(Items from an interface collection)
•••

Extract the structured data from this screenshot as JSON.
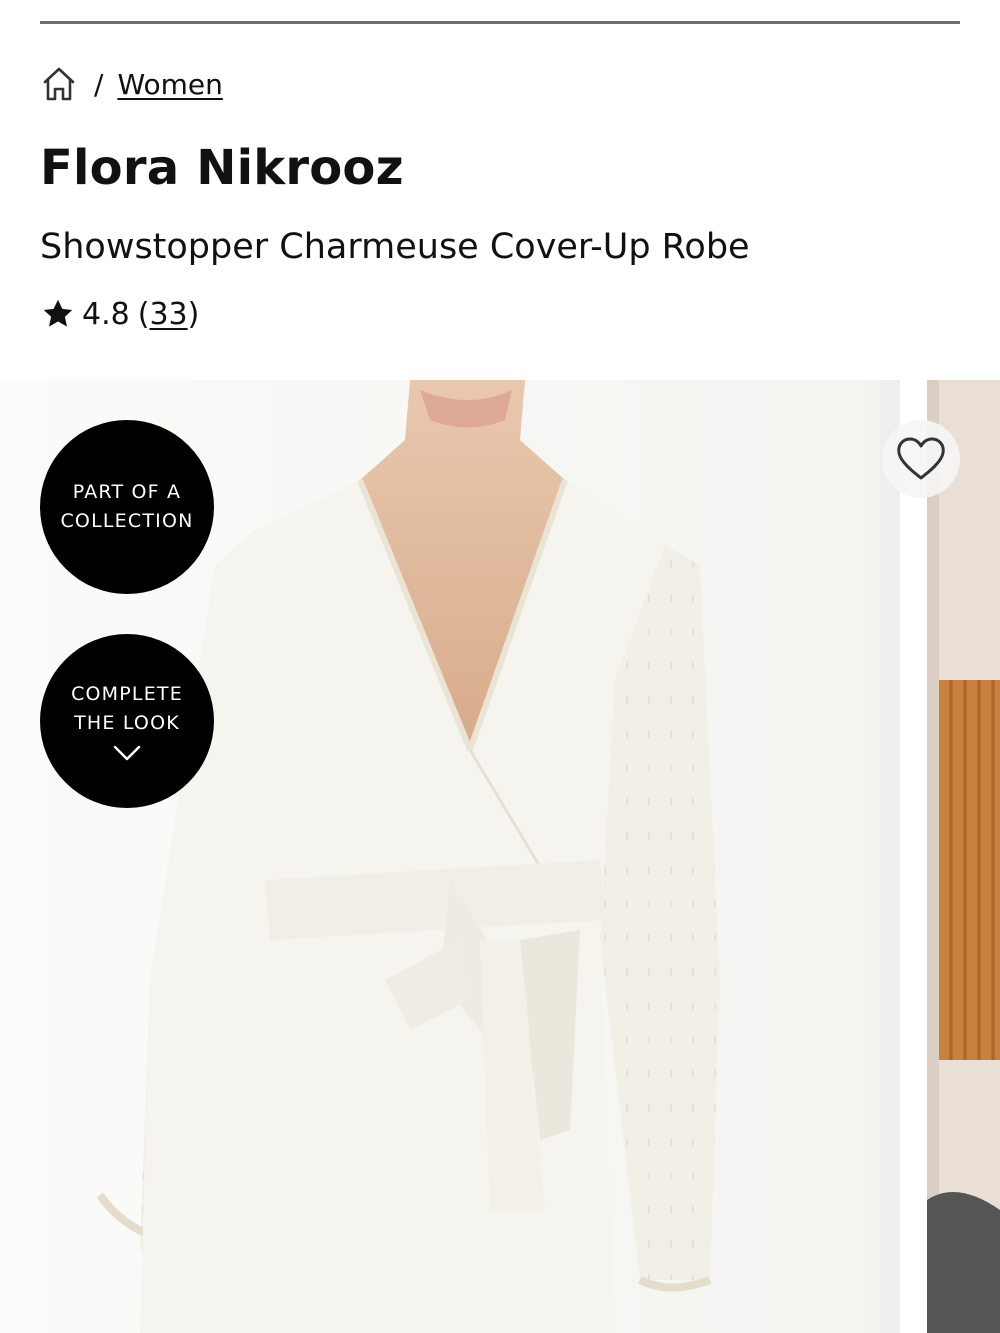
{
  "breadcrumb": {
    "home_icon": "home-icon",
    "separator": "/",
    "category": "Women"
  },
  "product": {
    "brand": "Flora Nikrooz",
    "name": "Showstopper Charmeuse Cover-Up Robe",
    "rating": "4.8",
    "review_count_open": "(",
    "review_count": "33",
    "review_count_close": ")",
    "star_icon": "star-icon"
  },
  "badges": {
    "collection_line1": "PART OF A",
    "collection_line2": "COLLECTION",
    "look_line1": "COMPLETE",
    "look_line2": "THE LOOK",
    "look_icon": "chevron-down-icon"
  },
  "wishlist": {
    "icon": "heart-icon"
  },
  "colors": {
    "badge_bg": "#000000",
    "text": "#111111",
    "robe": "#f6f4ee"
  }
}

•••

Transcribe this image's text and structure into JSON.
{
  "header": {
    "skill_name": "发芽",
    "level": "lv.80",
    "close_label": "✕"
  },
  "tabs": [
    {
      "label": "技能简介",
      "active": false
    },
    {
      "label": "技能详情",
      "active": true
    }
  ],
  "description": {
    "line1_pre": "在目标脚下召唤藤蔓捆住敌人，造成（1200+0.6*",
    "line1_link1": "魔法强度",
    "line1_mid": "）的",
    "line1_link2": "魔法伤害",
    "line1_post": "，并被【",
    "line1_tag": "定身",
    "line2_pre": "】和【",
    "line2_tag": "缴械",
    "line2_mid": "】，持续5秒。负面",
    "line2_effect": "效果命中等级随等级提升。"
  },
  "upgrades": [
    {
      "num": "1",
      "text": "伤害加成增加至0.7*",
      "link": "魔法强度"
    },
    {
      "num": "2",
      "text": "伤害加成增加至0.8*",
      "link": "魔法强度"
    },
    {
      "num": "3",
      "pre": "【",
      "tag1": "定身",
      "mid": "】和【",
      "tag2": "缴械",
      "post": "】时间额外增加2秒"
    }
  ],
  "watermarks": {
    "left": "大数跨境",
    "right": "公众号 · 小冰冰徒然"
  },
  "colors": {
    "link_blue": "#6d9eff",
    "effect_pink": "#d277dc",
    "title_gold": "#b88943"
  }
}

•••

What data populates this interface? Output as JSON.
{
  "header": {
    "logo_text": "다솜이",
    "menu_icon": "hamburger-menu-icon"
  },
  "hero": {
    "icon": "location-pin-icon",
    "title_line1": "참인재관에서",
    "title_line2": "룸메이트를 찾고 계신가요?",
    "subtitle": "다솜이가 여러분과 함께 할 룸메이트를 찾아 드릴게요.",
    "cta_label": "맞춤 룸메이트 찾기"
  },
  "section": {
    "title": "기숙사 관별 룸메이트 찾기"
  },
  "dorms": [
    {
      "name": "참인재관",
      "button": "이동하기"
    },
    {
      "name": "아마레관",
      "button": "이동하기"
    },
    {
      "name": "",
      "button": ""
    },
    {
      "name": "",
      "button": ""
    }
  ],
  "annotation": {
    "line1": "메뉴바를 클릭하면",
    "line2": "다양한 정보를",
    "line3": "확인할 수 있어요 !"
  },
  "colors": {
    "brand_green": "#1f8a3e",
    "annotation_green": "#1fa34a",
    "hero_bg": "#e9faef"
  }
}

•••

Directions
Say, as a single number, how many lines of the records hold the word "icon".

Completed task
6